- **The input**:

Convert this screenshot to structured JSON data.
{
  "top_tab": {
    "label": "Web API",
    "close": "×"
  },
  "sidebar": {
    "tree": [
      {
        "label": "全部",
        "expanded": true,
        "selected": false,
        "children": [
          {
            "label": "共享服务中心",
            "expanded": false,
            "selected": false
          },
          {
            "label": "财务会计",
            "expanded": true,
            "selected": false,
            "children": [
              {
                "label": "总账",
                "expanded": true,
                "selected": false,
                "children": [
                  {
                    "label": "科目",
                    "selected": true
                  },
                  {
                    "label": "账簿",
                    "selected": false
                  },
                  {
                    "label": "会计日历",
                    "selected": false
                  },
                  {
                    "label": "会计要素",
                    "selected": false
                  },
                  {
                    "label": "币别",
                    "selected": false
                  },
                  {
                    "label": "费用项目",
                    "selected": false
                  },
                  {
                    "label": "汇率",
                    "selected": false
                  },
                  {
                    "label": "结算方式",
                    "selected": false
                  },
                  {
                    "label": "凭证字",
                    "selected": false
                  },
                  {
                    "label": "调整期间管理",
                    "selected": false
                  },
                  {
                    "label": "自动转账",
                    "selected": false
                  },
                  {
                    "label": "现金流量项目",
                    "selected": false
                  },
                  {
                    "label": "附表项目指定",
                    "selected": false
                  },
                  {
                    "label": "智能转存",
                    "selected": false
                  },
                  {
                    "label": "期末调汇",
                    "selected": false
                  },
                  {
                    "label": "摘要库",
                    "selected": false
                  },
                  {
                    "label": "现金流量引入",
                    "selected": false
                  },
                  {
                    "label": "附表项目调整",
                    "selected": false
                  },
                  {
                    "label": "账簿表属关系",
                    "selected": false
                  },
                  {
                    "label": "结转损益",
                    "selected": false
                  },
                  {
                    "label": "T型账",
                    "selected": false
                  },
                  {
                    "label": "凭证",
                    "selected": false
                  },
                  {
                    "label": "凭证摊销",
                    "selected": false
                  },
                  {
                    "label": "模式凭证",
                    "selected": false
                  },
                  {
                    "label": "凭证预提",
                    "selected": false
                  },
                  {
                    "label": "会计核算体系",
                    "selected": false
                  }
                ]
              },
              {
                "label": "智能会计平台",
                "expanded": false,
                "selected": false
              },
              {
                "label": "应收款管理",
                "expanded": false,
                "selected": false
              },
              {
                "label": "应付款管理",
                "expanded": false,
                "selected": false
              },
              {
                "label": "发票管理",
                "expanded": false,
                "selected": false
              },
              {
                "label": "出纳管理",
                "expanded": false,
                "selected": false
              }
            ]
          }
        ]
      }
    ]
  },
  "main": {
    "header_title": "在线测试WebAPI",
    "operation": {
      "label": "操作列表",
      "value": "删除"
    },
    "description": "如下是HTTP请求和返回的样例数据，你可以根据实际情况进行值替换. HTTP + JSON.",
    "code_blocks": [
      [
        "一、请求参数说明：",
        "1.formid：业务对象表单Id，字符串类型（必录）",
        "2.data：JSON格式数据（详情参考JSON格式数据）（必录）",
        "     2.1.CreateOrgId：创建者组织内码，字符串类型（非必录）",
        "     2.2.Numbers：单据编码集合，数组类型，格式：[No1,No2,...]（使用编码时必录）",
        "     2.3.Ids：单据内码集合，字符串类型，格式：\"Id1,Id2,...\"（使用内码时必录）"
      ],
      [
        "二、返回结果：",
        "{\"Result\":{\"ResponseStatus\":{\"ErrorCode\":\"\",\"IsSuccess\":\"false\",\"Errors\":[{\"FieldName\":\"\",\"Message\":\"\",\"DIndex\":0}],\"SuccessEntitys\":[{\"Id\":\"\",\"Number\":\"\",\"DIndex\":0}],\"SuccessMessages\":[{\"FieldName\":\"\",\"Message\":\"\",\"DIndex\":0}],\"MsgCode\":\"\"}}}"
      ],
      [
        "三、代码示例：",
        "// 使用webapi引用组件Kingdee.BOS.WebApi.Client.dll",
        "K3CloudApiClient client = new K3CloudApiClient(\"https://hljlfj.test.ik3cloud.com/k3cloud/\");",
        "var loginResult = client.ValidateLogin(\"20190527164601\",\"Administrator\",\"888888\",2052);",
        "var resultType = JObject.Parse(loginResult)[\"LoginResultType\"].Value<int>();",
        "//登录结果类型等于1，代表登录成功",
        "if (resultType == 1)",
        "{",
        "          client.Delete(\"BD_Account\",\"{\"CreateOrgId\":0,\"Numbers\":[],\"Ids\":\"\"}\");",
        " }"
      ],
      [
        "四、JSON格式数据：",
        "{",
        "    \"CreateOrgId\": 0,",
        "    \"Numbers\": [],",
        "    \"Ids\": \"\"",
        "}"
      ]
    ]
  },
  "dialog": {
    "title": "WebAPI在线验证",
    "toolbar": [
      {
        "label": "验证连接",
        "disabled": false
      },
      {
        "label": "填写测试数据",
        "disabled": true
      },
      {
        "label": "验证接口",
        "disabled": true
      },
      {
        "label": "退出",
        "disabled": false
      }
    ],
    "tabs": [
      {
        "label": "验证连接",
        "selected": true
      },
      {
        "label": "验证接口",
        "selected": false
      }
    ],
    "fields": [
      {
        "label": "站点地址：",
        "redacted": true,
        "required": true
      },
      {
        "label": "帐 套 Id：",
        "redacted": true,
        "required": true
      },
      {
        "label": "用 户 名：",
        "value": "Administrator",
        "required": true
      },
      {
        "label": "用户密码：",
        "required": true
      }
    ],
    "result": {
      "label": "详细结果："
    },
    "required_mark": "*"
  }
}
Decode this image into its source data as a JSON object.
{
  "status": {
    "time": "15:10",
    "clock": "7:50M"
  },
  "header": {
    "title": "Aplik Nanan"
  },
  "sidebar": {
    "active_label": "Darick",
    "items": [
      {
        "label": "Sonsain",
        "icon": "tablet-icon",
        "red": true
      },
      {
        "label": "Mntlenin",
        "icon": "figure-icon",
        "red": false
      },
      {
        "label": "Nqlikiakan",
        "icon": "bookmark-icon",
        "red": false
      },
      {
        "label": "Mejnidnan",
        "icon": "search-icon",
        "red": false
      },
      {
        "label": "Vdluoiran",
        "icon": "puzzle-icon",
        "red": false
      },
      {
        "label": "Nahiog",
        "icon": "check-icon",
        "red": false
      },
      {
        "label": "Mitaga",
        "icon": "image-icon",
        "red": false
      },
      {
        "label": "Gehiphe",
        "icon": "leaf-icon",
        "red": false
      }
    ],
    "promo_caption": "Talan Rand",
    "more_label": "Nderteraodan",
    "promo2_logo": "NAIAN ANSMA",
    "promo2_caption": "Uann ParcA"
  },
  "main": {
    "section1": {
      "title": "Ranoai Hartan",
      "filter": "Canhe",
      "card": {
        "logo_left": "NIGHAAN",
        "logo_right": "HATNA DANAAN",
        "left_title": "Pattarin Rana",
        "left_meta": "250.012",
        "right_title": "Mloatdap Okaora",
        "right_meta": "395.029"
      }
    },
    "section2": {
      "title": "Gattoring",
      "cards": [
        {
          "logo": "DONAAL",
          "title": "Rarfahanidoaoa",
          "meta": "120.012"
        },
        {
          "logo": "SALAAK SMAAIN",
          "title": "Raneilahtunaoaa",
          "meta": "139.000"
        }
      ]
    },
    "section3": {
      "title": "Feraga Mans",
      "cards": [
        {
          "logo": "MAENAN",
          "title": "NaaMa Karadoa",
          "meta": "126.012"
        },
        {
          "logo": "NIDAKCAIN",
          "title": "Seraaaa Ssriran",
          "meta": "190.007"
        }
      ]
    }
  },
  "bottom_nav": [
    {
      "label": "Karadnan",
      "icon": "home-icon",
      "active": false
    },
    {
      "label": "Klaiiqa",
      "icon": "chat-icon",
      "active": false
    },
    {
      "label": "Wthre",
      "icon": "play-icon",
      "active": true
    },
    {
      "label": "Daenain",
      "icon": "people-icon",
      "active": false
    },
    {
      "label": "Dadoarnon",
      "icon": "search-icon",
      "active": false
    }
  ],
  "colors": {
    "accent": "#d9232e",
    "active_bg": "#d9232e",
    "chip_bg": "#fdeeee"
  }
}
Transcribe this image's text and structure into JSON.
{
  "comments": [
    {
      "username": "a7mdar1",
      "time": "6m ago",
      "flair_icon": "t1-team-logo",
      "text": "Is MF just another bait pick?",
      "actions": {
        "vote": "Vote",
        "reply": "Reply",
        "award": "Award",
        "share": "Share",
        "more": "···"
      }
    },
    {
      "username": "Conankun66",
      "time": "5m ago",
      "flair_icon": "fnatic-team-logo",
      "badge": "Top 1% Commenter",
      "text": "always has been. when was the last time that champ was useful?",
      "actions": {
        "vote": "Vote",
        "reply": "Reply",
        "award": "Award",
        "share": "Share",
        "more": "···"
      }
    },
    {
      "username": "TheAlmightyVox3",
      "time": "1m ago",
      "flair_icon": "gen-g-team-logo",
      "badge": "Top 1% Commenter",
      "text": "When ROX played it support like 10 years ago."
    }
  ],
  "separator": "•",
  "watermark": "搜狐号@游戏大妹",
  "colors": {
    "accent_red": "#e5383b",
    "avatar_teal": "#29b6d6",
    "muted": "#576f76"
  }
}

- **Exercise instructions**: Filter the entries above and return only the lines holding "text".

- **Task answer**:
Transcribe this image's text and structure into JSON.
      "text": "Is MF just another bait pick?",
      "text": "always has been. when was the last time that champ was useful?",
      "text": "When ROX played it support like 10 years ago."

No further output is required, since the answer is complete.